This beautiful home is designed by Roberto Ercilla Arquitectura. Located in Barrundia, Spain, Dwelling in Etura is inspired by the slope of the surrounding landscape. The house begins at the start of the slope, cutting down into the hill on one side and extending out on the other side. The entrance sits below the land, while the roof holds a garden. The home is oriented south to appeal to the views and climate of this region. The entire structure is designed with reinforced concrete. I love this home! The materials and decoration are very simple, but the forms are incredibly dramatic. The cantilever in the back is especially thrilling. It is exciting to see such a strong gesture in a family home. The entrance to the rooftop garden is another beautiful form. Dwelling in Etura is a strong and stunning piece of architecture. This would certainly be a wonderful place to live.

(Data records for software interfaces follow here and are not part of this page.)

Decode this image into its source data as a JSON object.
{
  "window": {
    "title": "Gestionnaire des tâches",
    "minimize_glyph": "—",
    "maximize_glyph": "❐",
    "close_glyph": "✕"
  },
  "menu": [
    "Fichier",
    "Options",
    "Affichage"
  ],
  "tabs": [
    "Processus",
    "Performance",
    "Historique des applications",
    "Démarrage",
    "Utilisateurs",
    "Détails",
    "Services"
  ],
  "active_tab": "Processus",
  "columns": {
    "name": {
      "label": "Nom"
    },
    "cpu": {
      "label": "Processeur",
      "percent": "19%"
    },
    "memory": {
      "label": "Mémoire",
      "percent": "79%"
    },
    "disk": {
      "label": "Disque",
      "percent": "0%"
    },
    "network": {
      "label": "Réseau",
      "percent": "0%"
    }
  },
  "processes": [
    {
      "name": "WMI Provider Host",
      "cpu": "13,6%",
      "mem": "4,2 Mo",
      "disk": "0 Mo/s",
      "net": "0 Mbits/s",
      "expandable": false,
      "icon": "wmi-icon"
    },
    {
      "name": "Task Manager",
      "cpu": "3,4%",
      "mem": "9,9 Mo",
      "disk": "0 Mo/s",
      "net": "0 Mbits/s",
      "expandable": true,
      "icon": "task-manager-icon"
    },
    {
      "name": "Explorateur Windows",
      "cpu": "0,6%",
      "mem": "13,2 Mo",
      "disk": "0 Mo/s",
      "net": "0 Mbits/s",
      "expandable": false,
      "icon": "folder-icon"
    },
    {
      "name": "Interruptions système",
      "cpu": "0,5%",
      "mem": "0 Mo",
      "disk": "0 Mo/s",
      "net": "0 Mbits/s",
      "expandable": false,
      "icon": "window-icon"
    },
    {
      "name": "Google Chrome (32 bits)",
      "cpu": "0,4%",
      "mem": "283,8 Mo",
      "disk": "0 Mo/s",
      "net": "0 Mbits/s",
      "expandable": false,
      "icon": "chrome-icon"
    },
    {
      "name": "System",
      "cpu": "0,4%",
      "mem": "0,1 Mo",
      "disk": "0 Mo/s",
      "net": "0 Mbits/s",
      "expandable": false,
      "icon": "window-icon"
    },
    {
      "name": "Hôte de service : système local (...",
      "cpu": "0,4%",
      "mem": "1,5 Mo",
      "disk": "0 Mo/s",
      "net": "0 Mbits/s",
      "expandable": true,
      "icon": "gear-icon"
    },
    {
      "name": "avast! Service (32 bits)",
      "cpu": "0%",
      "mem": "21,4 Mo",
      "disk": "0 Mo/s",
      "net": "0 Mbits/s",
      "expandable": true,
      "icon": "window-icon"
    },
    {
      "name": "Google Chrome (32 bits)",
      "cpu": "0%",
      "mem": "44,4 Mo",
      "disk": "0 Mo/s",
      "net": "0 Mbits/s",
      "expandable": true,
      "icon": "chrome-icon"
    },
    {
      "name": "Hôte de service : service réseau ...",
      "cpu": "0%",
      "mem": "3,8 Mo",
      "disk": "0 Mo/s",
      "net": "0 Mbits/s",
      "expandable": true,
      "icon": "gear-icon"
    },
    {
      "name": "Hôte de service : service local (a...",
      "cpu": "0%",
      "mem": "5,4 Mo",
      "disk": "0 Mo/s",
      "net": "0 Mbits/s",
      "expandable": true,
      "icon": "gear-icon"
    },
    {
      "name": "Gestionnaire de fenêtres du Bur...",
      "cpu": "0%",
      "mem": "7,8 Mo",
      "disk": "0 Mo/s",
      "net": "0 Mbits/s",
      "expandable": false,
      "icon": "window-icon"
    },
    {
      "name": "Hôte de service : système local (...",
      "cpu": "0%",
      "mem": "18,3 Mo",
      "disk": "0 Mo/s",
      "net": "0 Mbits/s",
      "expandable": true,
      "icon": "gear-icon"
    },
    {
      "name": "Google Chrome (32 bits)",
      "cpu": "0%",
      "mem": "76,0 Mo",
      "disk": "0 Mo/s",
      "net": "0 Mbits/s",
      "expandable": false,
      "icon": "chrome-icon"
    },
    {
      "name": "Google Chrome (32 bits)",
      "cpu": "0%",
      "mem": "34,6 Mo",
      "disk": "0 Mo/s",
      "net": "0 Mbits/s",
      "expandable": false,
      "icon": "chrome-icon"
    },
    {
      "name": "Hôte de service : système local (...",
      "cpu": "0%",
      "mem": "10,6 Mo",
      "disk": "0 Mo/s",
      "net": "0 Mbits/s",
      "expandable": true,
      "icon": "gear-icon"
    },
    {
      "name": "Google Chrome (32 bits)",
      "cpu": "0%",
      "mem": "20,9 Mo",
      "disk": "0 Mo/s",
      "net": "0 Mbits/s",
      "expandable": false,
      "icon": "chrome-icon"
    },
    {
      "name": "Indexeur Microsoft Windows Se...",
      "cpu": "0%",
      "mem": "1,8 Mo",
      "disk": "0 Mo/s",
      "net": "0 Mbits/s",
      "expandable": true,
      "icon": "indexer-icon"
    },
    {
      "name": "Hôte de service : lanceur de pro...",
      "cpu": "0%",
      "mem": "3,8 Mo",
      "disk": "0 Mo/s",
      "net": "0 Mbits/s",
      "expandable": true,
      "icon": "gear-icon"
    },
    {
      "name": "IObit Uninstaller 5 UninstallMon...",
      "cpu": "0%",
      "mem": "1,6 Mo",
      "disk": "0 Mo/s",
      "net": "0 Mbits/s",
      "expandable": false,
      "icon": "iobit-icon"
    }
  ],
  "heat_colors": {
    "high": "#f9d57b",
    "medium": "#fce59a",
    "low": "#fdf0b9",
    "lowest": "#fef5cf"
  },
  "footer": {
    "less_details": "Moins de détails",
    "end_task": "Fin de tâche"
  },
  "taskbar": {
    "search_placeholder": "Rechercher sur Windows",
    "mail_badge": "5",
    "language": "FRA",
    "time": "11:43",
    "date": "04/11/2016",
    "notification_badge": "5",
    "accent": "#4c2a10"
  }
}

This children’s book by Antonio Ladrillo is absolutely adorable. Ladrillo is an illustrator from Spain. The book “Oh! A Zig-Zag!” is in Spanish and is intended to teach children about shapes and color in a simple way. The shapes twist and turn around each other on each page, and the captains are short and playful. The book reads: Oh! A zig-zag! A square has four sides And a triangle has three We are lines And we like to follow one another We are curves! One, two, three, four and five Five circles! Balancing! We love corners We are always parallel We are tangled up Wave! I love how Ladrillo has turned such simple shapes into lovable characters. Perfect!
Barcelona based architect Carlos Ferrater has built this stunner of a house for his brother, José Manuel Ferrater, in Alcanar, Spain. The building is placed in the area filled with gardens, orchards, and rice fields. The lot itself is a formal garden, the nod to which is seen in the landscaping techniques. Due to frequent floods in the area, the structure rests on a platform 20 inches above the ground. The low concrete walls, surrounding the house, serve as an additional protection from occasional floodwaters, allowing the full view of the beautiful mediterranean landscape. The composition of the house is made up of three pavilions: living-dining-kitchen area, master bedroom and an artists’s studio with an alcove bedroom for guests. The position and shape of the pavilions direct the views between them, creating a sculptural effect. The large openings offer alternative glimpses through the complex and inside the living structures. Interestingly enough, all interior pieces in the house were collected by the owners during travels - sofas from Indonesia, fabrics from Thailand, and miniature benches and chairs from Africa. No designer furniture… Ferrater worked on this project in collaboration with Carlos Escura. Photography by Alejo Bagué.